I’ve been noticing it in the way people talk, argue and confront of each other. There are no debates, just arguments and confrontations. Whether online or in the real world. It is a strict, with-me or against-me state of mind. I’ve seen the most patriotic Palestinians I know express their distaste for Hamas’s role in this crisis and they are suddenly deemed to be traitors.
Your arguments suddenly become about everything you didn’t say. And if your argument ends up being rational, you’ll get a response of: now is not the time for it.
And what they really mean by that is, now is the time to unify behind a single state-of-mind. It doesn’t matter if you’re wrong or right, just as long as you don’t disagree with the general consensus. It is the war mentality. The one that says, if your country is at war, it is unpatriotic to be critical of anything it does or says. And while Jordan isn’t at war, it’s people might as well be.
It’s troubling because this is partly the aftermath of such a conflict: whenever Israel attacks, it forces everyone on the Arab street to an extreme. It’s either “with us” or “with them” and if you are really “with us” then that means you have to accept a list of beliefs you may not entirely agree with, just to prove you’re not “with them”.
This extreme environment is so overwhelming that nothing can be discussed during times of crises. We are all part of a collective entity with more extremist positions or, rather, more extremist tendencies towards keeping true to those positions. Israel forces us there, but we keep each other there. They are powerful enough to change the way we think with every action they take, but we allow ourselves to change.
We declare our own mental state-of-emergency, and it’ll last a few weeks after the crisis is over, maybe even a few months. It may take a year of relative calm before we return to some sort of “normal”, “middle-ground” thought. Our elastic-selves.
Until then, while we’re all raving mad and shaking our fists in the air, maybe there should be a moratorium on debates or arguments concerning the who whole Palestine issue.

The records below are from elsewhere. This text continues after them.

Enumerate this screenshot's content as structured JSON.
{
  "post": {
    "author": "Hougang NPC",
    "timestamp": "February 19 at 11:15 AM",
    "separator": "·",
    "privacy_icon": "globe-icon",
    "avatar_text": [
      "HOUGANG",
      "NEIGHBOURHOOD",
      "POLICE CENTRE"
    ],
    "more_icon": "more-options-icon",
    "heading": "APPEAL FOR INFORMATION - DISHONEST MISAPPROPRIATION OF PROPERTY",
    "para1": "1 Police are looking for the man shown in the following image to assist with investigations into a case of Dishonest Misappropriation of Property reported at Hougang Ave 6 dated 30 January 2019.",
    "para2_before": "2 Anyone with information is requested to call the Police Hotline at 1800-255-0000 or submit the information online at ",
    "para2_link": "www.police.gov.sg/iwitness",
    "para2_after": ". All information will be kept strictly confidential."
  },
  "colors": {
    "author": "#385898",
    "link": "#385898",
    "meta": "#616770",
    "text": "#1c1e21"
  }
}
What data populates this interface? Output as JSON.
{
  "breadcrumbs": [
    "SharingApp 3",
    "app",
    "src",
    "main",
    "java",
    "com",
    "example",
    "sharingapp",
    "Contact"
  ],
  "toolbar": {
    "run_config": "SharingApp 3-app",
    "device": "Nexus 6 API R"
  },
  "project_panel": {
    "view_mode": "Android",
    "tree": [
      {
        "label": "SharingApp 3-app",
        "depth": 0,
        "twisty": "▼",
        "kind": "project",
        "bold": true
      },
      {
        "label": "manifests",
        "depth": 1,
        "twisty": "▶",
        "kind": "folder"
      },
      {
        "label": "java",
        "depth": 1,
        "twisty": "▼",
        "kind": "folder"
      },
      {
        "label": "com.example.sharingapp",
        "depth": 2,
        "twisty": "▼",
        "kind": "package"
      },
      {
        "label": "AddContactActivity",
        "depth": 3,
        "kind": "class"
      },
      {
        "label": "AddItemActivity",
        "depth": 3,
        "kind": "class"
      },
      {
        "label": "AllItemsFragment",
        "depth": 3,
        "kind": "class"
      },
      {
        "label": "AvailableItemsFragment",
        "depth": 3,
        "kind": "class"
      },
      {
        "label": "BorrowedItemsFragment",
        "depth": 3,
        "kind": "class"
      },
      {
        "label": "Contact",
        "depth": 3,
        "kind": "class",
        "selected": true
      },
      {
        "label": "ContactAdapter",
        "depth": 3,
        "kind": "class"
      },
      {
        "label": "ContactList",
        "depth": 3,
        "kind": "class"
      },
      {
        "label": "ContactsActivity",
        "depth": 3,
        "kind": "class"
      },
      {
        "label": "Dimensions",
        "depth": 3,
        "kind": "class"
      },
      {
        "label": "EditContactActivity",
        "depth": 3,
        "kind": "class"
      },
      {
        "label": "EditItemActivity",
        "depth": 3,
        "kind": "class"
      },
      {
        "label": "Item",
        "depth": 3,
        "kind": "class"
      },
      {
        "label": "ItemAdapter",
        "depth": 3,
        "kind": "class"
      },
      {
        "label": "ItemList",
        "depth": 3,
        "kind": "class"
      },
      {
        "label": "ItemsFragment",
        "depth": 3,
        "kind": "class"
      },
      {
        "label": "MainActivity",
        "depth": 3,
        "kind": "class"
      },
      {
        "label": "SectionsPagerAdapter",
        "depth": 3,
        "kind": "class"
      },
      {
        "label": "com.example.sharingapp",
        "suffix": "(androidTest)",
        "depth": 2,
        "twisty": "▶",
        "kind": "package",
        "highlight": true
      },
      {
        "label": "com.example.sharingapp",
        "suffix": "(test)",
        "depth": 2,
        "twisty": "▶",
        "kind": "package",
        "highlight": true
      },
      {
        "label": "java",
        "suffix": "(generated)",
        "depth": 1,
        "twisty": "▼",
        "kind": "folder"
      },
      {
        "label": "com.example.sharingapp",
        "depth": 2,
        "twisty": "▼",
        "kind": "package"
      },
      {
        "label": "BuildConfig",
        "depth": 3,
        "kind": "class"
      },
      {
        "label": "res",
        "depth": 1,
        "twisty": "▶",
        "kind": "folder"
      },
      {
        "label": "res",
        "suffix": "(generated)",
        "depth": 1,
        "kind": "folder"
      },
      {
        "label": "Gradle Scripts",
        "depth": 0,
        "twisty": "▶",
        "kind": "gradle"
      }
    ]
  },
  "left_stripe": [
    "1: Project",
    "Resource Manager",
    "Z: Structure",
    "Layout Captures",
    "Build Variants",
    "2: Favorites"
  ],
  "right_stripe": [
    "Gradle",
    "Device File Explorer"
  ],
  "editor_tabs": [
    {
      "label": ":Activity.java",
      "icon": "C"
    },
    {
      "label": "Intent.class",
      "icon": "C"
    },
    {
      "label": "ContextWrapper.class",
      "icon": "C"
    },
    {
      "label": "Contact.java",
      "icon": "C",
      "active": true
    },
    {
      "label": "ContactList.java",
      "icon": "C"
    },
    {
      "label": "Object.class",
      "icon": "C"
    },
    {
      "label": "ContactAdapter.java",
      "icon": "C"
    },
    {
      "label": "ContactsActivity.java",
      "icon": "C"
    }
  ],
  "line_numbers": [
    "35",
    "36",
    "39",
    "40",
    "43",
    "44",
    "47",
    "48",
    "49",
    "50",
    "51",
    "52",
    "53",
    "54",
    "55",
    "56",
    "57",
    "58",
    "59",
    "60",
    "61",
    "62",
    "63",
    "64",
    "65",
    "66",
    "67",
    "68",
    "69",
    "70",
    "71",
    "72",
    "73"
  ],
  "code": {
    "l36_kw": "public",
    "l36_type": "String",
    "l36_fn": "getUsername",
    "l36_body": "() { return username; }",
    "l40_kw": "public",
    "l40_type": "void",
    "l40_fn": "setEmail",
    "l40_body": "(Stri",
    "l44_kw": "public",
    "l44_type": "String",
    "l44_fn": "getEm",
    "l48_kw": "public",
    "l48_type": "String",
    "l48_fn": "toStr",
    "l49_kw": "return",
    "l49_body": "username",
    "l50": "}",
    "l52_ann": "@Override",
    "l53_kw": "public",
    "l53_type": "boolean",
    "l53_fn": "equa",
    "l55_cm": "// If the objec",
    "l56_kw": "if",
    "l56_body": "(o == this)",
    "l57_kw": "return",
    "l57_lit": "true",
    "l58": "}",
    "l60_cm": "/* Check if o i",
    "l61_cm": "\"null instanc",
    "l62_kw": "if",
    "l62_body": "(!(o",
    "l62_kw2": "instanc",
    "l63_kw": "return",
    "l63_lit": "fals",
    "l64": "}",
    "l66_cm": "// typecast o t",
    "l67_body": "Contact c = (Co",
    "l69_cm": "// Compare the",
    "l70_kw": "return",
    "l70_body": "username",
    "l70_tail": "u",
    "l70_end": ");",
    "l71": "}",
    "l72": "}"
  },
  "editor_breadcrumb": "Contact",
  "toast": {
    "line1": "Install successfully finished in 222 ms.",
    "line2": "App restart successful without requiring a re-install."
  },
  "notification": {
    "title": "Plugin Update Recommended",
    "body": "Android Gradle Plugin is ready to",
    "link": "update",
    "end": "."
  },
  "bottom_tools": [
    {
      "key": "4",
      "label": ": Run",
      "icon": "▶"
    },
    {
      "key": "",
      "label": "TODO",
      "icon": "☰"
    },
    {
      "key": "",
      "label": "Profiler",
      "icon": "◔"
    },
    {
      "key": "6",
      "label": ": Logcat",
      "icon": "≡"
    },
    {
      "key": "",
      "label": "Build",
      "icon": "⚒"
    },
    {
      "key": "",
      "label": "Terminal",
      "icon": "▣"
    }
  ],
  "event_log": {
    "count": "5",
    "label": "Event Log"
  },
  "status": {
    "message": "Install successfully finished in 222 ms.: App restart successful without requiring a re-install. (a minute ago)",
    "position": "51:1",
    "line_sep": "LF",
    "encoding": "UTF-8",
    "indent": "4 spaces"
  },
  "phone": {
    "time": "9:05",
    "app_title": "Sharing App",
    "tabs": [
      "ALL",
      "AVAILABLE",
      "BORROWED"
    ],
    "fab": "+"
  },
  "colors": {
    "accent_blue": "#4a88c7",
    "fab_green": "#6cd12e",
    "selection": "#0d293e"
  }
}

We should also place a moratorium on other words like Hamas, Fatah and unity. Two-state solution, peace treaty, peace and resistance included.